How did the industry outreach happen?
ARAI (Automotive Research Association of India) asked if this battery can be utilised for automobiles. On testing it, it was found suitable for automotive systems as well. We supplied the cells and they made the battery packs for two-wheelers. The cells we use are produced in our pilot plant. For commercial applications, however, the cost needs to be reduced. We have assessed that it is possible. In fact, even for space systems, we could reduce costs in some areas without affecting quality. We think we can easily reduce the cost of the battery to less than $140-150 kW/h. Meanwhile, (Union transport minister) Nitin Gadkari took the initiative and many industries also visited us. Now government-level discussions are on about whether we can make it in a big way. They are interested in this technology for producing cells in industry. We are ready to transfer the technology and the process is on.

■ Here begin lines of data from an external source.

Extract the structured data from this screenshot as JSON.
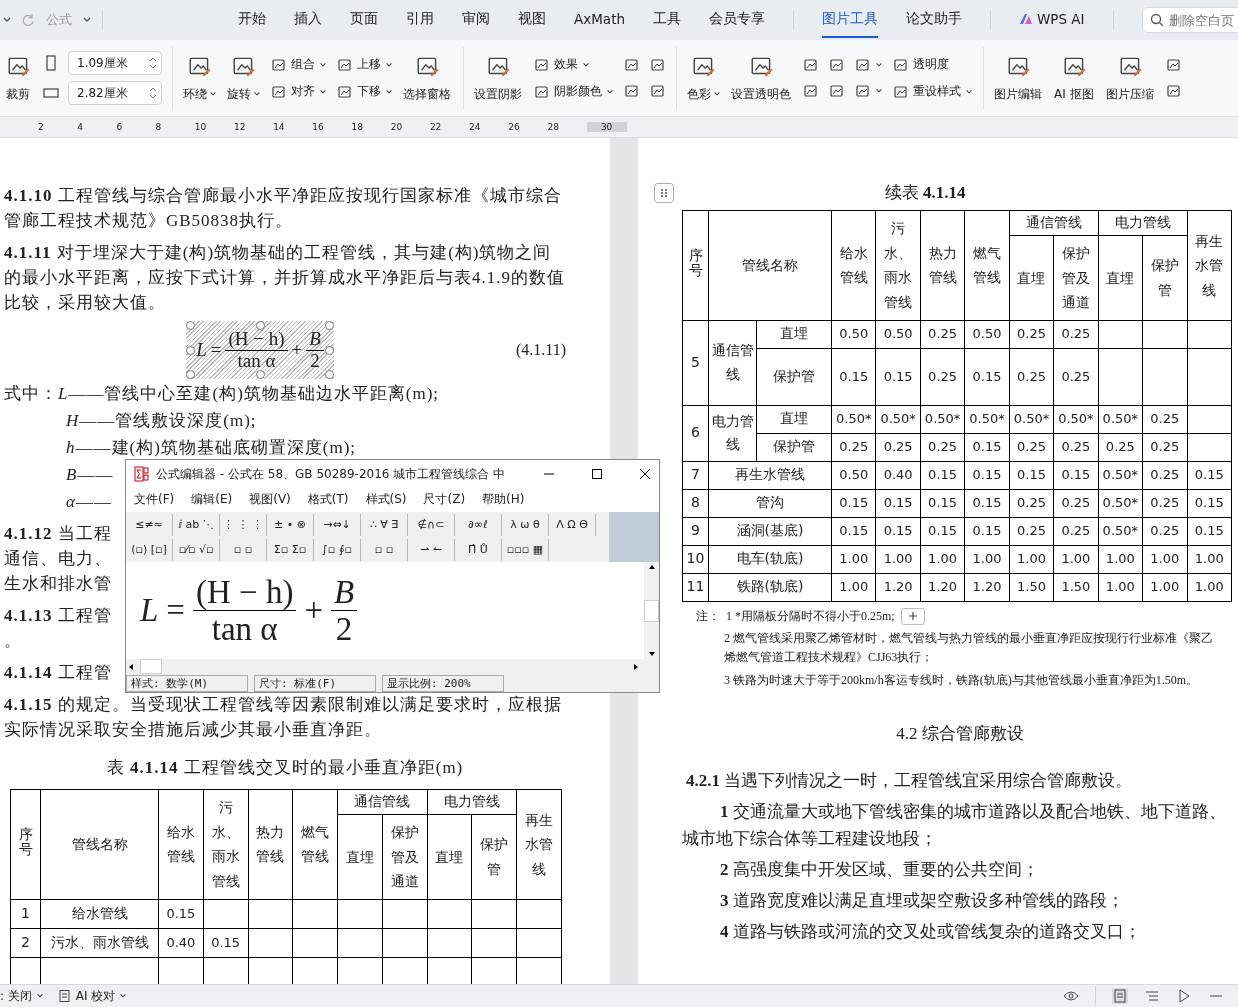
{
  "quick_access": {
    "title": "公式"
  },
  "tabs": [
    {
      "label": "开始",
      "selected": false
    },
    {
      "label": "插入",
      "selected": false
    },
    {
      "label": "页面",
      "selected": false
    },
    {
      "label": "引用",
      "selected": false
    },
    {
      "label": "审阅",
      "selected": false
    },
    {
      "label": "视图",
      "selected": false
    },
    {
      "label": "AxMath",
      "selected": false
    },
    {
      "label": "工具",
      "selected": false
    },
    {
      "label": "会员专享",
      "selected": false
    },
    {
      "label": "图片工具",
      "selected": true
    },
    {
      "label": "论文助手",
      "selected": false
    }
  ],
  "ai_button": {
    "label": "WPS AI"
  },
  "search": {
    "placeholder": "删除空白页"
  },
  "ribbon": [
    {
      "kind": "large",
      "label": "裁剪",
      "dropdown": false
    },
    {
      "kind": "fields",
      "fields": [
        {
          "value": "1.09厘米"
        },
        {
          "value": "2.82厘米"
        }
      ]
    },
    {
      "kind": "divider"
    },
    {
      "kind": "large",
      "label": "环绕",
      "dropdown": true
    },
    {
      "kind": "large",
      "label": "旋转",
      "dropdown": true
    },
    {
      "kind": "stack",
      "items": [
        {
          "label": "组合",
          "dropdown": true
        },
        {
          "label": "对齐",
          "dropdown": true
        }
      ]
    },
    {
      "kind": "stack",
      "items": [
        {
          "label": "上移",
          "dropdown": true
        },
        {
          "label": "下移",
          "dropdown": true
        }
      ]
    },
    {
      "kind": "large",
      "label": "选择窗格",
      "dropdown": false
    },
    {
      "kind": "divider"
    },
    {
      "kind": "large",
      "label": "设置阴影",
      "dropdown": false
    },
    {
      "kind": "stack",
      "items": [
        {
          "label": "效果",
          "dropdown": true
        },
        {
          "label": "阴影颜色",
          "dropdown": true
        }
      ]
    },
    {
      "kind": "stack",
      "items": [
        {
          "dropdown": false
        },
        {
          "dropdown": false
        }
      ]
    },
    {
      "kind": "stack",
      "items": [
        {
          "dropdown": false
        },
        {
          "dropdown": false
        }
      ]
    },
    {
      "kind": "divider"
    },
    {
      "kind": "large",
      "label": "色彩",
      "dropdown": true
    },
    {
      "kind": "large",
      "label": "设置透明色",
      "dropdown": false
    },
    {
      "kind": "stack",
      "items": [
        {
          "dropdown": false
        },
        {
          "dropdown": false
        }
      ]
    },
    {
      "kind": "stack",
      "items": [
        {
          "dropdown": false
        },
        {
          "dropdown": false
        }
      ]
    },
    {
      "kind": "stack",
      "items": [
        {
          "dropdown": true
        },
        {
          "dropdown": true
        }
      ]
    },
    {
      "kind": "stack",
      "items": [
        {
          "label": "透明度",
          "dropdown": false
        },
        {
          "label": "重设样式",
          "dropdown": true
        }
      ]
    },
    {
      "kind": "divider"
    },
    {
      "kind": "large",
      "label": "图片编辑",
      "dropdown": false
    },
    {
      "kind": "large",
      "label": "AI 抠图",
      "dropdown": false
    },
    {
      "kind": "large",
      "label": "图片压缩",
      "dropdown": false
    },
    {
      "kind": "stack",
      "items": [
        {
          "dropdown": false
        },
        {
          "dropdown": false
        }
      ]
    }
  ],
  "ruler": [
    "2",
    "4",
    "6",
    "8",
    "10",
    "12",
    "14",
    "16",
    "18",
    "20",
    "22",
    "24",
    "26",
    "28",
    "30"
  ],
  "left_page": {
    "blocks": [
      {
        "kind": "para",
        "num": "4.1.10",
        "text": "工程管线与综合管廊最小水平净距应按现行国家标准《城市综合管廊工程技术规范》GB50838执行。"
      },
      {
        "kind": "para",
        "num": "4.1.11",
        "text": "对于埋深大于建(构)筑物基础的工程管线，其与建(构)筑物之间的最小水平距离，应按下式计算，并折算成水平净距后与表4.1.9的数值比较，采用较大值。"
      },
      {
        "kind": "formula",
        "lhs": "L",
        "eq": "=",
        "num": "(H − h)",
        "den": "tan α",
        "plus": "+",
        "num2": "B",
        "den2": "2",
        "tag": "(4.1.11)"
      },
      {
        "kind": "where",
        "lead": "式中：",
        "sym": "L",
        "text": "——管线中心至建(构)筑物基础边水平距离(m);"
      },
      {
        "kind": "where",
        "sym": "H",
        "text": "——管线敷设深度(m);"
      },
      {
        "kind": "where",
        "sym": "h",
        "text": "——建(构)筑物基础底砌置深度(m);"
      },
      {
        "kind": "where",
        "sym": "B",
        "text": "——"
      },
      {
        "kind": "where",
        "sym": "α",
        "text": "——"
      },
      {
        "kind": "para",
        "num": "4.1.12",
        "text": "当工程"
      },
      {
        "kind": "line",
        "text": "通信、电力、"
      },
      {
        "kind": "line",
        "text": "生水和排水管"
      },
      {
        "kind": "para",
        "num": "4.1.13",
        "text": "工程管"
      },
      {
        "kind": "line",
        "text": "。"
      },
      {
        "kind": "para",
        "num": "4.1.14",
        "text": "工程管"
      },
      {
        "kind": "para",
        "num": "4.1.15",
        "text": "的规定。当受现状工程管线等因素限制难以满足要求时，应根据实际情况采取安全措施后减少其最小垂直净距。"
      },
      {
        "kind": "caption",
        "text": "表 **4.1.14**  工程管线交叉时的最小垂直净距(m)"
      }
    ],
    "table": {
      "header": {
        "no": "序号",
        "name": "管线名称",
        "cols": [
          {
            "label": "给水管线"
          },
          {
            "label": "污水、雨水管线"
          },
          {
            "label": "热力管线"
          },
          {
            "label": "燃气管线"
          },
          {
            "group": "通信管线",
            "subs": [
              "直埋",
              "保护管及通道"
            ]
          },
          {
            "group": "电力管线",
            "subs": [
              "直埋",
              "保护管"
            ]
          },
          {
            "label": "再生水管线"
          }
        ]
      },
      "rows": [
        {
          "no": "1",
          "name": "给水管线",
          "values": [
            "0.15"
          ]
        },
        {
          "no": "2",
          "name": "污水、雨水管线",
          "values": [
            "0.40",
            "0.15"
          ]
        }
      ]
    }
  },
  "right_page": {
    "title": "续表 **4.1.14**",
    "table": {
      "header": {
        "no": "序号",
        "name": "管线名称",
        "cols": [
          {
            "label": "给水管线"
          },
          {
            "label": "污水、雨水管线"
          },
          {
            "label": "热力管线"
          },
          {
            "label": "燃气管线"
          },
          {
            "group": "通信管线",
            "subs": [
              "直埋",
              "保护管及通道"
            ]
          },
          {
            "group": "电力管线",
            "subs": [
              "直埋",
              "保护管"
            ]
          },
          {
            "label": "再生水管线"
          }
        ]
      },
      "rows": [
        {
          "kind": "group",
          "no": "5",
          "name": "通信管线",
          "subs": [
            {
              "name": "直埋",
              "values": [
                "0.50",
                "0.50",
                "0.25",
                "0.50",
                "0.25",
                "0.25"
              ]
            },
            {
              "name": "保护管",
              "values": [
                "0.15",
                "0.15",
                "0.25",
                "0.15",
                "0.25",
                "0.25"
              ]
            }
          ]
        },
        {
          "kind": "group",
          "no": "6",
          "name": "电力管线",
          "subs": [
            {
              "name": "直埋",
              "values": [
                "0.50*",
                "0.50*",
                "0.50*",
                "0.50*",
                "0.50*",
                "0.50*",
                "0.50*",
                "0.25"
              ]
            },
            {
              "name": "保护管",
              "values": [
                "0.25",
                "0.25",
                "0.25",
                "0.15",
                "0.25",
                "0.25",
                "0.25",
                "0.25"
              ]
            }
          ]
        },
        {
          "kind": "single",
          "no": "7",
          "name": "再生水管线",
          "values": [
            "0.50",
            "0.40",
            "0.15",
            "0.15",
            "0.15",
            "0.15",
            "0.50*",
            "0.25",
            "0.15"
          ]
        },
        {
          "kind": "single",
          "no": "8",
          "name": "管沟",
          "values": [
            "0.15",
            "0.15",
            "0.15",
            "0.15",
            "0.25",
            "0.25",
            "0.50*",
            "0.25",
            "0.15"
          ]
        },
        {
          "kind": "single",
          "no": "9",
          "name": "涵洞(基底)",
          "values": [
            "0.15",
            "0.15",
            "0.15",
            "0.15",
            "0.25",
            "0.25",
            "0.50*",
            "0.25",
            "0.15"
          ]
        },
        {
          "kind": "single",
          "no": "10",
          "name": "电车(轨底)",
          "values": [
            "1.00",
            "1.00",
            "1.00",
            "1.00",
            "1.00",
            "1.00",
            "1.00",
            "1.00",
            "1.00"
          ]
        },
        {
          "kind": "single",
          "no": "11",
          "name": "铁路(轨底)",
          "values": [
            "1.00",
            "1.20",
            "1.20",
            "1.20",
            "1.50",
            "1.50",
            "1.00",
            "1.00",
            "1.00"
          ]
        }
      ]
    },
    "notes_lead": "注：",
    "notes": [
      "1 *用隔板分隔时不得小于0.25m;",
      "2 燃气管线采用聚乙烯管材时，燃气管线与热力管线的最小垂直净距应按现行行业标准《聚乙烯燃气管道工程技术规程》CJJ63执行；",
      "3 铁路为时速大于等于200km/h客运专线时，铁路(轨底)与其他管线最小垂直净距为1.50m。"
    ],
    "section": "4.2 综合管廊敷设",
    "clause": {
      "num": "4.2.1",
      "text": "当遇下列情况之一时，工程管线宜采用综合管廊敷设。"
    },
    "items": [
      {
        "num": "1",
        "text": "交通流量大或地下管线密集的城市道路以及配合地铁、地下道路、城市地下综合体等工程建设地段；"
      },
      {
        "num": "2",
        "text": "高强度集中开发区域、重要的公共空间；"
      },
      {
        "num": "3",
        "text": "道路宽度难以满足直埋或架空敷设多种管线的路段；"
      },
      {
        "num": "4",
        "text": "道路与铁路或河流的交叉处或管线复杂的道路交叉口；"
      }
    ]
  },
  "equation_editor": {
    "title": "公式编辑器 - 公式在 58、GB 50289-2016 城市工程管线综合 中",
    "menu": [
      "文件(F)",
      "编辑(E)",
      "视图(V)",
      "格式(T)",
      "样式(S)",
      "尺寸(Z)",
      "帮助(H)"
    ],
    "palette_rows": [
      [
        "≤≠≈",
        "ⅈ ab ⋱",
        "⋮ ⋮ ⋮",
        "± • ⊗",
        "→⇔↓",
        "∴ ∀ ∃",
        "∉∩⊂",
        "∂∞ℓ",
        "λ ω θ",
        "Λ Ω Θ"
      ],
      [
        "(▫) [▫]",
        "▫⁄▫ √▫",
        "▫ ▫",
        "Σ▫ Σ▫",
        "∫▫ ∮▫",
        "▫ ▫",
        "⇀ ↼",
        "Π̂ Ů",
        "▫▫▫ ▦"
      ]
    ],
    "formula": {
      "lhs": "L",
      "eq": "=",
      "num": "(H − h)",
      "den": "tan α",
      "plus": "+",
      "num2": "B",
      "den2": "2"
    },
    "status": [
      "样式: 数学(M)",
      "尺寸: 标准(F)",
      "显示比例: 200%"
    ]
  },
  "status_bar": {
    "left": [
      {
        "label": ": 关闭",
        "dropdown": true
      },
      {
        "label": "AI 校对",
        "dropdown": true
      }
    ]
  }
}
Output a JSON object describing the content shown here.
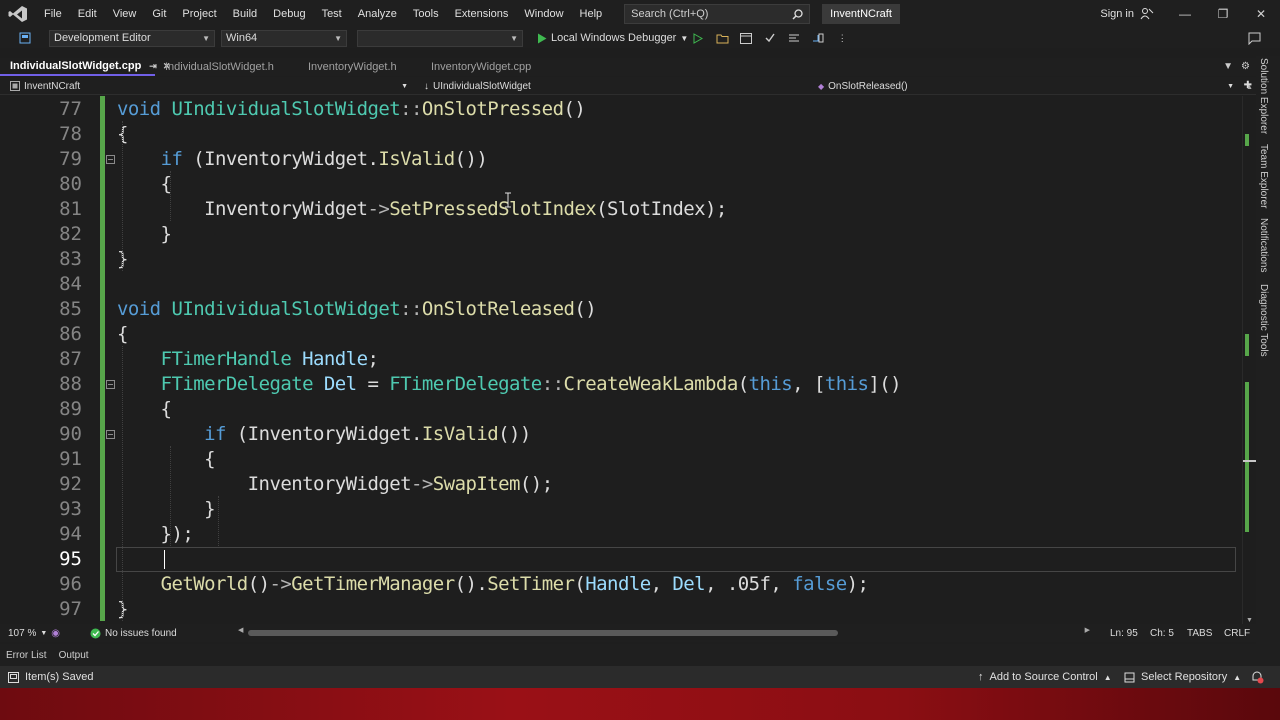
{
  "menubar": {
    "items": [
      "File",
      "Edit",
      "View",
      "Git",
      "Project",
      "Build",
      "Debug",
      "Test",
      "Analyze",
      "Tools",
      "Extensions",
      "Window",
      "Help"
    ],
    "search_placeholder": "Search (Ctrl+Q)",
    "solution_name": "InventNCraft",
    "sign_in": "Sign in"
  },
  "toolbar": {
    "configuration": "Development Editor",
    "platform": "Win64",
    "startup": "",
    "debugger": "Local Windows Debugger"
  },
  "tabs": [
    {
      "label": "IndividualSlotWidget.cpp",
      "active": true
    },
    {
      "label": "IndividualSlotWidget.h",
      "active": false
    },
    {
      "label": "InventoryWidget.h",
      "active": false
    },
    {
      "label": "InventoryWidget.cpp",
      "active": false
    }
  ],
  "navbar": {
    "project": "InventNCraft",
    "scope": "UIndividualSlotWidget",
    "member": "OnSlotReleased()"
  },
  "code": {
    "lines": [
      {
        "n": "77",
        "text": "void UIndividualSlotWidget::OnSlotPressed()"
      },
      {
        "n": "78",
        "text": "{"
      },
      {
        "n": "79",
        "text": "    if (InventoryWidget.IsValid())"
      },
      {
        "n": "80",
        "text": "    {"
      },
      {
        "n": "81",
        "text": "        InventoryWidget->SetPressedSlotIndex(SlotIndex);"
      },
      {
        "n": "82",
        "text": "    }"
      },
      {
        "n": "83",
        "text": "}"
      },
      {
        "n": "84",
        "text": ""
      },
      {
        "n": "85",
        "text": "void UIndividualSlotWidget::OnSlotReleased()"
      },
      {
        "n": "86",
        "text": "{"
      },
      {
        "n": "87",
        "text": "    FTimerHandle Handle;"
      },
      {
        "n": "88",
        "text": "    FTimerDelegate Del = FTimerDelegate::CreateWeakLambda(this, [this]()"
      },
      {
        "n": "89",
        "text": "    {"
      },
      {
        "n": "90",
        "text": "        if (InventoryWidget.IsValid())"
      },
      {
        "n": "91",
        "text": "        {"
      },
      {
        "n": "92",
        "text": "            InventoryWidget->SwapItem();"
      },
      {
        "n": "93",
        "text": "        }"
      },
      {
        "n": "94",
        "text": "    });"
      },
      {
        "n": "95",
        "text": ""
      },
      {
        "n": "96",
        "text": "    GetWorld()->GetTimerManager().SetTimer(Handle, Del, .05f, false);"
      },
      {
        "n": "97",
        "text": "}"
      }
    ],
    "current_line": "95"
  },
  "editor_status": {
    "zoom": "107 %",
    "issues": "No issues found",
    "line": "Ln: 95",
    "col": "Ch: 5",
    "indent": "TABS",
    "eol": "CRLF"
  },
  "panels": {
    "tabs": [
      "Error List",
      "Output"
    ]
  },
  "statusbar": {
    "message": "Item(s) Saved",
    "source_control": "Add to Source Control",
    "repository": "Select Repository"
  },
  "sidepanel": {
    "tabs": [
      "Solution Explorer",
      "Team Explorer",
      "Notifications",
      "Diagnostic Tools"
    ]
  },
  "colors": {
    "keyword": "#569cd6",
    "type": "#4ec9b0",
    "function": "#dcdcaa",
    "variable": "#9cdcfe",
    "number": "#b5cea8",
    "accent": "#7160e8",
    "change_bar": "#57a64a",
    "bottom_strip": "#9a1016"
  }
}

What is the tie-up with BHEL for?
We are planning to have a memorandum of understanding (MoU) with BHEL to generate space-grade batteries. We need these in huge numbers for our satellite and launch-vehicle requirements, but cannot produce that much in our pilot plant. We need a bigger facility. Though we can support BHEL if they want to use it for commercial purposes, the present MoU is only for space-grade cells.
What about technology transfer for use in automobiles?
VSSC is talking only about cells. Making a battery needs its own technologies and ARAI would probably have a major role to play in that. We are making batteries for our purposes, which may not be sufficient for automobile technology because the operating environment is different.
Is ISRO the only organisation making li-ion cells in India?
Research is going on in other institutions too.